Scan More, Scan Faster:
Why Researchers Are Fans of footscan 9
Having access to the right tools — both software and hardware — is an essential part of the job for any researcher. When Dr. Sharon Dixon of the UK’s University of Exeter first discovered footscan at a footwear biomechanics conference in 1996, she knew she’d found them. She has used a combination of the analysis software and pressure plate ever since.
Fast forward to 2021, and Dr. Dixon has become well acquainted with the latest version of the software, footscan 9. It has become a key part of her research, with the speed of data collection being the major advantage over previous versions.
Faster than ever
There are a number of reasons for this improved speed, namely in the way researchers can use the system. Instead of having to click ‘save’ every time a participant runs over the plate, Dr. Dixon can watch the steps on the screen and instruct each person to continue until sufficient data is collected, then store it all in one go. When working with large groups, such as the Royal Marinesi,ii, every minute saved is invaluable.

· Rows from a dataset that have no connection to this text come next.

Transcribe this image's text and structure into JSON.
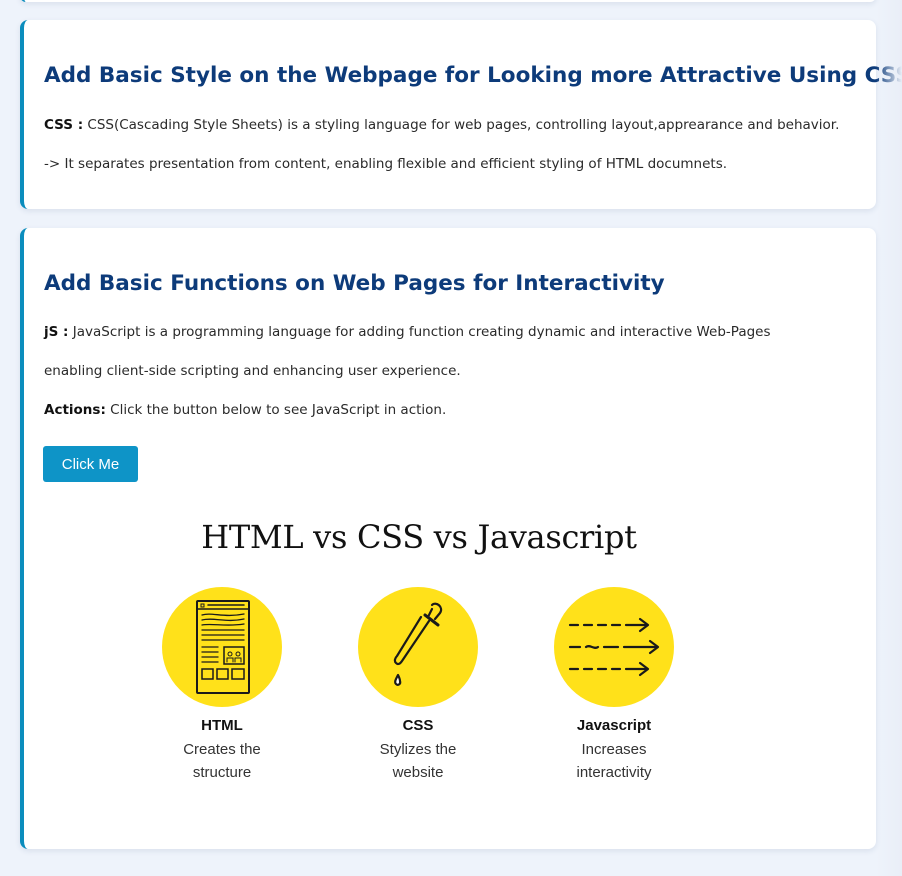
{
  "css_section": {
    "heading": "Add Basic Style on the Webpage for Looking more Attractive Using CSS",
    "label": "CSS :",
    "description": " CSS(Cascading Style Sheets) is a styling language for web pages, controlling layout,apprearance and behavior.",
    "note": "-> It separates presentation from content, enabling flexible and efficient styling of HTML documnets."
  },
  "js_section": {
    "heading": "Add Basic Functions on Web Pages for Interactivity",
    "label": "jS :",
    "description": " JavaScript is a programming language for adding function creating dynamic and interactive Web-Pages",
    "description_cont": "enabling client-side scripting and enhancing user experience.",
    "actions_label": "Actions:",
    "actions_text": " Click the button below to see JavaScript in action.",
    "button_label": "Click Me"
  },
  "infographic": {
    "title": "HTML vs CSS vs Javascript",
    "accent_color": "#ffe11a",
    "columns": [
      {
        "name": "HTML",
        "description": "Creates the\nstructure",
        "icon": "webpage-layout-icon"
      },
      {
        "name": "CSS",
        "description": "Stylizes the\nwebsite",
        "icon": "eyedropper-icon"
      },
      {
        "name": "Javascript",
        "description": "Increases\ninteractivity",
        "icon": "arrows-icon"
      }
    ]
  },
  "colors": {
    "heading": "#0d3b7a",
    "accent_border": "#0b8dbd",
    "button": "#0e94c7",
    "background": "#eef3fb"
  }
}
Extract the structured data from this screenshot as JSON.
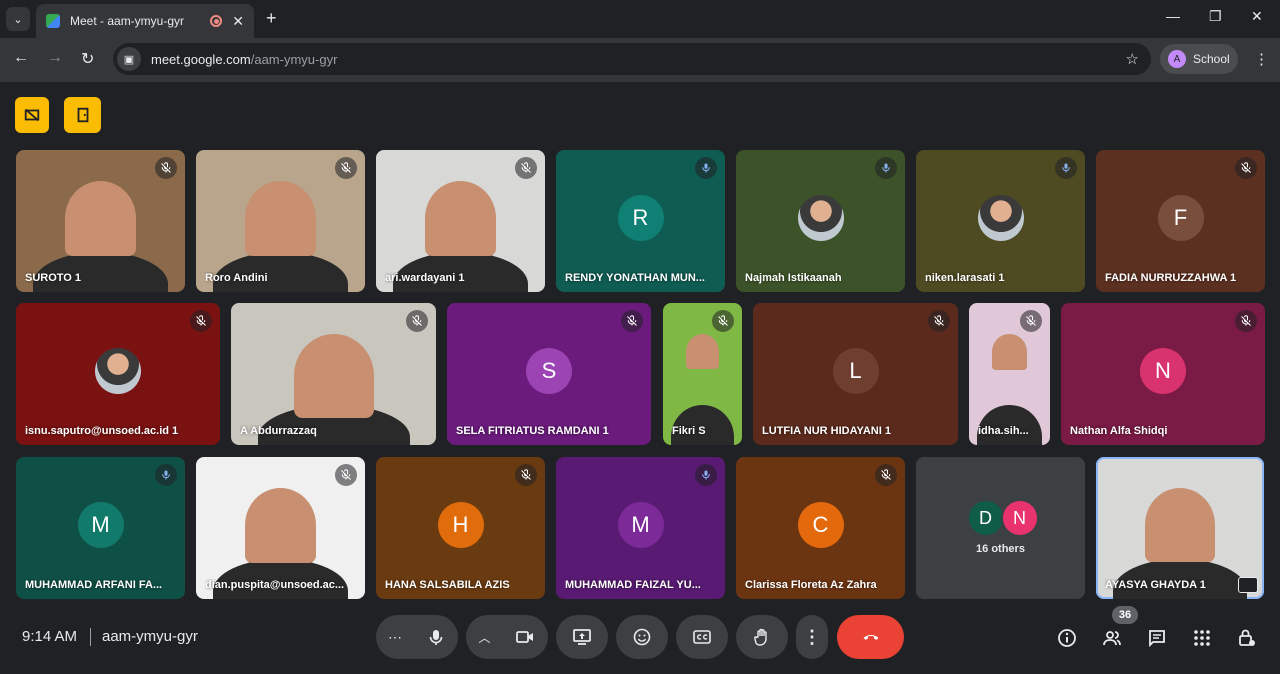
{
  "browser": {
    "tab_title": "Meet - aam-ymyu-gyr",
    "tab_close": "✕",
    "new_tab": "+",
    "url_host": "meet.google.com",
    "url_path": "/aam-ymyu-gyr",
    "profile_initial": "A",
    "profile_label": "School"
  },
  "tiles": [
    {
      "name": "SUROTO 1",
      "kind": "video",
      "bg": "#8a6a4a"
    },
    {
      "name": "Roro Andini",
      "kind": "video",
      "bg": "#b8a58c"
    },
    {
      "name": "ari.wardayani 1",
      "kind": "video",
      "bg": "#d8d8d6"
    },
    {
      "name": "RENDY YONATHAN MUN...",
      "kind": "letter",
      "letter": "R",
      "bg": "#0f5c52",
      "circle": "#0f8073",
      "mic": "active"
    },
    {
      "name": "Najmah Istikaanah",
      "kind": "photo",
      "bg": "#3c5228",
      "mic": "active"
    },
    {
      "name": "niken.larasati 1",
      "kind": "photo",
      "bg": "#4e4a22",
      "mic": "active"
    },
    {
      "name": "FADIA NURRUZZAHWA 1",
      "kind": "letter",
      "letter": "F",
      "bg": "#5c3020",
      "circle": "#7a4e3c"
    },
    {
      "name": "isnu.saputro@unsoed.ac.id 1",
      "kind": "photo",
      "bg": "#7a1212"
    },
    {
      "name": "A Abdurrazzaq",
      "kind": "video",
      "bg": "#c9c6be"
    },
    {
      "name": "SELA FITRIATUS RAMDANI 1",
      "kind": "letter",
      "letter": "S",
      "bg": "#6a1b7c",
      "circle": "#9c44b4"
    },
    {
      "name": "Fikri S",
      "kind": "video",
      "bg": "#7fb844"
    },
    {
      "name": "LUTFIA NUR HIDAYANI 1",
      "kind": "letter",
      "letter": "L",
      "bg": "#5c2a1c",
      "circle": "#6e3e30"
    },
    {
      "name": "idha.sih...",
      "kind": "video",
      "bg": "#e0c8d8"
    },
    {
      "name": "Nathan Alfa Shidqi",
      "kind": "letter",
      "letter": "N",
      "bg": "#7a1b45",
      "circle": "#d8336e"
    },
    {
      "name": "MUHAMMAD ARFANI FA...",
      "kind": "letter",
      "letter": "M",
      "bg": "#0f5046",
      "circle": "#127a6a",
      "mic": "active"
    },
    {
      "name": "dian.puspita@unsoed.ac...",
      "kind": "video",
      "bg": "#f0f0f0"
    },
    {
      "name": "HANA SALSABILA AZIS",
      "kind": "letter",
      "letter": "H",
      "bg": "#6a3a10",
      "circle": "#e06c0c"
    },
    {
      "name": "MUHAMMAD FAIZAL YU...",
      "kind": "letter",
      "letter": "M",
      "bg": "#581a72",
      "circle": "#7b2a98",
      "mic": "active"
    },
    {
      "name": "Clarissa Floreta Az Zahra",
      "kind": "letter",
      "letter": "C",
      "bg": "#6c3512",
      "circle": "#e4690d"
    },
    {
      "name": "",
      "kind": "others",
      "bg": "#3c4043"
    },
    {
      "name": "AYASYA GHAYDA 1",
      "kind": "video",
      "bg": "#d8d8d6",
      "self": true
    }
  ],
  "others": {
    "initials": [
      "D",
      "N"
    ],
    "label": "16 others",
    "colors": [
      "#0f5c48",
      "#e8336e"
    ]
  },
  "footer": {
    "time": "9:14 AM",
    "meeting_code": "aam-ymyu-gyr",
    "people_count": "36"
  },
  "colors": {
    "end_call": "#ea4335",
    "highlight": "#fbbc04"
  }
}
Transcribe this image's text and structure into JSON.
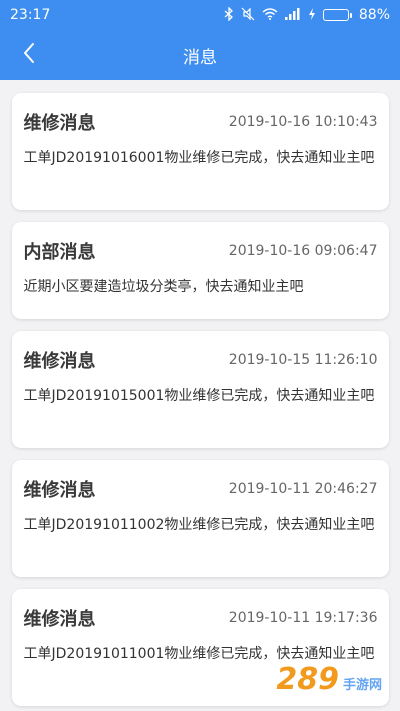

“One of the reasons I was not able to collect pressure data for the full cohort of military recruits in previous projects is because it would have taken too long. With footscan 9, I can collect the information of one person in less than three minutes. Now, we can collect data from up to 60 recruits in two-and-a-half to three hours on a regular basis. I wouldn't have managed a fraction of that with the old system."
Likewise, getting started with footscan has never been simpler. Whether it’s installing the software itself (“Just plug it in!”) or teaching others to use it — a key part of her role at the University of Exeter — Dr. Dixon has a lot of praise for the ease of use.
“It’s very easy. I don’t need to spend time training students or researchers, I just show them once, and they collect data. I think the interface is great.”
From theory to practice
Naturally, being user-friendly is just one requirement for software like this. It also needs to provide results that can be acted upon and corroborated. For Dr. Dixon, footscan has proven to be as effective in the field as it is in the classroom, particularly in the case of her research with the Royal Marines.
In 2011, she began to use footscan in research projects demonstrating aspects of barefoot pressure data that were predictive of lower limb stress fracture risk. These results have helped to support changes in footwear and have provided evidence to support later research.
“Between 2010 and 2012, metatarsal stress fractures were the main problem, and we found that high forefoot pressure increased risk of this injury. But since then, the footwear has changed, and the new boot seems to protect against this injury by lowering the localized load on the forefoot. So we can say, look, we’ve demonstrated this, and so we can provide an explanation for the reduction in this injury.”
Those findings laid the groundwork for the project she began in 2018, collecting data from the roughly 800 soldiers who begin training each year.
“The medical team is very much on board with trying to utilize this information,” she tells us. “This is only possible with the evidence base we have developed over many years.
“They say, OK, you’ve provided us with evidence that these measures have been linked with increased risk, so let’s collect data for everyone that starts the program. Now we routinely collect barefoot walking and running pressure data at the start of Royal Marine training.”
With a sizeable evidence base taken from a conveniently homogenous group — a researcher’s dream from a scientific point of view — Dr. Dixon began to identify patterns, particularly with the number of tibial stress fractures or other overuse injuries and the potential relationship with pressure patterns. And while she says that much more data is required to confidently act in a preventative manner, previous studies have shown that the potential to do so is there.
While it may be some time before this latest round of data can inspire preventative change, the Royal Marines are already benefitting when it comes to recovering from injury.
“What's really been nice is by doing this collection and working with the physiotherapy team, we've found that this information can support treatment and rehabilitation. So, in addition to using research evidence, we've found that having baseline measurements when they start training has been really useful from a rehabilitation perspective.
“So knowing what this person's foot strike and pressure pattern looked like before they were injured can be used to know what we're trying to get back to, or to identify possible factors influencing the injury occurrence. It's there straight away, as long as you've created that baseline data.”
Getting started with Materialise Footscan Suite
More than 20 years after she first discovered the brand, it’s clear that the decision to start using footscan has worked out well. But why did she choose the software?
“I first purchased the plate system because of the higher sampling rate,” she recalls. “They were 500 Hz compared with the 100 Hz of comparable systems at the time. It’s been the consistently attractive aspect because I’m generally looking at running, so I’m interested in having that higher sampling rate.”
Over time, Dr. Dixon also built relationships with fellow researchers and RSscan founder Jempi Wilssens, both in the UK and further afield in Belgium. This, along with the impressive functionality offered by the footscan software, made it an easy decision to continue using it for so long.
It’s something that both parties will hope continues long into the future, ensuring that Dr. Dixon has the tools she needs, when and wherever her projects take her. For others like her, it’s a clear sign that footscan isn’t only for clinicians — it’s a favorite tool of researchers too, just waiting to be discovered.